I don’t know of any other health coach who creates a Heart Health risk score for their clients. I came up with this because most of us understand risk and know how to work with percentages.
Perhaps the most important point is that prevention is the most powerful tool against cardiovascular disease.
The objective is to push a heart attack, heart failure, peripheral vascular disease, valvular disease, or a stroke as far down the road as possible.
Heart Health Risk Score Criteria
In a previous article, I discussed the overview of risk stratification. In this article, I want to dive deeper into the anatomy of this score.
I have broken the risk score up into the following categories. It’s a constantly evolving tool that must be revisited often.
You might think age isn’t much of a lever, but I disagree. If you are reading this article and taking action now, you have decided to prevent heart disease earlier than your future self.
2. Family History
A parent who suffered a heart attack at 49 is a powerful risk contributor to the heart risk score. While an uncle who suffered heart disease at 79 may not tell us much about this risk.
Your mother’s health and the environment in which she carried the pregnancy portend future risk.
Comorbidities include conditions and diseases which accelerate atherosclerosis or elevate the coagulation response in case of an unstable plaque.
Sleep apnea, hypertension, diabetes mellitus, obesity, elevated lipid profile, systemic inflammation, and certain lifestyle factors.
4. Exercise Capacity
While some variables increase the risk of heart disease, others are protective and lower the overall cardiovascular risk score.
A healthy VO2 Max and a higher than average HRV are indicators and may be protective. In fact, exercise improves these metrics and is independently protective against cardiovascular disease.
5. Mental Health

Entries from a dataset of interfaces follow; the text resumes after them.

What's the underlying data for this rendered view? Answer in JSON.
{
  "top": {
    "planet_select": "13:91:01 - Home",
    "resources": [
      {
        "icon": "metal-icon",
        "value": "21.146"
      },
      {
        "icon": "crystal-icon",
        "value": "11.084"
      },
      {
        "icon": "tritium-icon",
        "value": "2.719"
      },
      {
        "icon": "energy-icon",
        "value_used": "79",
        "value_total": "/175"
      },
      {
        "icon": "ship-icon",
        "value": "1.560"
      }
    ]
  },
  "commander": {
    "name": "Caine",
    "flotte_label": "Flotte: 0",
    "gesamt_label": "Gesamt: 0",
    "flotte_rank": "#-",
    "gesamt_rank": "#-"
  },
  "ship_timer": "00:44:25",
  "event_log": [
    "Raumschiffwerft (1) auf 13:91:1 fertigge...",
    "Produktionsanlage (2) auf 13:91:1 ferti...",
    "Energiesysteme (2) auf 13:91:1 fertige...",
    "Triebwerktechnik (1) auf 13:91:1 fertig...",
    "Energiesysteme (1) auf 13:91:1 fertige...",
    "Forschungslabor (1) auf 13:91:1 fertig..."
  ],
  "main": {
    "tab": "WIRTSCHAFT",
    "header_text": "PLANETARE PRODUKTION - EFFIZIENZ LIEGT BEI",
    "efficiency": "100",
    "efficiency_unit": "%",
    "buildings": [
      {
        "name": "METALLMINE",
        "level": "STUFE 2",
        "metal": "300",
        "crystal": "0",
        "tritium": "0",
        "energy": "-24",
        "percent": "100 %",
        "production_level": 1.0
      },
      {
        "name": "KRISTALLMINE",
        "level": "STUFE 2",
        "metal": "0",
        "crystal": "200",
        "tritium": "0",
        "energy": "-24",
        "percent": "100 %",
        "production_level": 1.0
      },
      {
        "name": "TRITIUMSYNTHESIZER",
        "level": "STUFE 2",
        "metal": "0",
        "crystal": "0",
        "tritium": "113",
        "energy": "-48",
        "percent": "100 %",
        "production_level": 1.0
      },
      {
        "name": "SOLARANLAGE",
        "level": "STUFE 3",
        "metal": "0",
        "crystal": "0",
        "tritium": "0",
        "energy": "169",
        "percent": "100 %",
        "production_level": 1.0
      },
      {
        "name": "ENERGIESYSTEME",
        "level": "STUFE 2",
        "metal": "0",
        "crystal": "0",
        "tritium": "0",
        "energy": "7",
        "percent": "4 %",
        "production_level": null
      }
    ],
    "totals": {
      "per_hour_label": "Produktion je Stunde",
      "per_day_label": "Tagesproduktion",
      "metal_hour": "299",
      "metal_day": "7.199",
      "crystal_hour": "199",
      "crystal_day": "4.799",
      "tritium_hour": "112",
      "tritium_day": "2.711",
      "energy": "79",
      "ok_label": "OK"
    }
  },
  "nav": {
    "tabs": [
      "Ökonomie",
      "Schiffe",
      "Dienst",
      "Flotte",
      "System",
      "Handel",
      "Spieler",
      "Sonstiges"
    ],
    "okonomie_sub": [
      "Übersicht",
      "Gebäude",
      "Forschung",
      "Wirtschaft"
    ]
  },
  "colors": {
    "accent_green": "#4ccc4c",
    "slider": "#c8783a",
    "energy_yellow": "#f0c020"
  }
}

Living in an area with high pollution, loud noise, or being under constant stress negatively impacts heart health. More so in those who don’t have compensatory coping mechanisms.
Ongoing financial stress, poor sleep, childhood adversities, and relationship stress also elevate the risk score.